Smithsonian / US Geological Survey Weekly Volcanic Activity Report,
16 February-22 February 2022
Managing Editor: Sally Kuhn Sennert
Please cite this report as:
Global Volcanism Program, 2022. Report on Kilauea (United States). In: Sennert, S K (ed.), Weekly Volcanic Activity Report, 16 February-22 February 2022. Smithsonian Institution and US Geological Survey.
19.421°N, 155.287°W; summit elev. 1222 m
All times are local (unless otherwise noted)
HVO reported that lava effusion at the vent of the main cone in the lower W wall of Kilauea’s Halema`uma`u Crater continued at variable rates during 16-22 February.

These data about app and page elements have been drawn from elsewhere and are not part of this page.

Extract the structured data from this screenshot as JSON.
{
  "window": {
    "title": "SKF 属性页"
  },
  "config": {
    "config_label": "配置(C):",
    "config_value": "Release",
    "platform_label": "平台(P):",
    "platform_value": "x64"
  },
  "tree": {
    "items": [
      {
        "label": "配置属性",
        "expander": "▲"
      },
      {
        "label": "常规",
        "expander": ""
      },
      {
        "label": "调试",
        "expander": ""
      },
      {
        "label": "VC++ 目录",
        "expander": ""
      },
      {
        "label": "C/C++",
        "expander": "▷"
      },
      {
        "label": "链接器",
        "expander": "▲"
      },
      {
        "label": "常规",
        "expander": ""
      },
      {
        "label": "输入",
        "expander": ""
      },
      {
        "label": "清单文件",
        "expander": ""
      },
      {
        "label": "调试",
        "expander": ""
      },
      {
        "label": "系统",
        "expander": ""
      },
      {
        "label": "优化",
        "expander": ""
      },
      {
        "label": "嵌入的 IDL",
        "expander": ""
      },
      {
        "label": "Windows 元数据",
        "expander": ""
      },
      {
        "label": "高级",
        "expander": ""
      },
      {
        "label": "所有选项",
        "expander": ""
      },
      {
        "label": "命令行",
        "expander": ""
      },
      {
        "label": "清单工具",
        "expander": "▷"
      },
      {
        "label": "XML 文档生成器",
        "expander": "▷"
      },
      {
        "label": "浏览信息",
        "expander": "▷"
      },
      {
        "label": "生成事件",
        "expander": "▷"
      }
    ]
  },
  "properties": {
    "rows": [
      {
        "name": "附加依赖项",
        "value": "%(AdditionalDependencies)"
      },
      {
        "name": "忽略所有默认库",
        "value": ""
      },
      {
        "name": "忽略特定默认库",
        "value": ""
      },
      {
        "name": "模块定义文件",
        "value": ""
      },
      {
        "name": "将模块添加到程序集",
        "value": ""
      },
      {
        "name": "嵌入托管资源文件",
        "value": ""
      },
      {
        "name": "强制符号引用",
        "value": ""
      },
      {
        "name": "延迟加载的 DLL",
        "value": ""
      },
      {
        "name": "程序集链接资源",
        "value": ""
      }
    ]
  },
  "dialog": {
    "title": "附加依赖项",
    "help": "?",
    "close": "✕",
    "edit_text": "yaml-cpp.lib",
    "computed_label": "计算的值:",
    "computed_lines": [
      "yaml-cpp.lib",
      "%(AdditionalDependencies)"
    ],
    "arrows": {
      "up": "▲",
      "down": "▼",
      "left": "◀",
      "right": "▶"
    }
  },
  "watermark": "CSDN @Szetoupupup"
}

Effusion from the vent was very low or had paused from around 0000 on 16 February until about 0230 on 17 February. After another drop, the effusion rate was relatively stable at least through 22 February. The lake level fluctuated through the week, likely reflecting the lava supply along with periods of inflation and deflation. Short-lived lava ooze-outs were visible along the W margins of the lava lake and small flows from the W vent traveled S and W during 20-22 February. The Aviation Color Code and the Volcano Alert Level remained at Orange and Watch, respectively.
Geological Summary. Kilauea overlaps the E flank of the massive Mauna Loa shield volcano in the island of Hawaii. Eruptions are prominent in Polynesian legends; written documentation since 1820 records frequent summit and flank lava flow eruptions interspersed with periods of long-term lava lake activity at Halemaumau crater in the summit caldera until 1924. The 3 x 5 km caldera was formed in several stages about 1,500 years ago and during the 18th century; eruptions have also originated from the lengthy East and Southwest rift zones, which extend to the ocean in both directions. About 90% of the surface of the basaltic shield volcano is formed of lava flows less than about 1,100 years old; 70% of the surface is younger than 600 years. The long-term eruption from the East rift zone between 1983 and 2018 produced lava flows covering more than 100 km2, destroyed hundreds of houses, and added new coastline.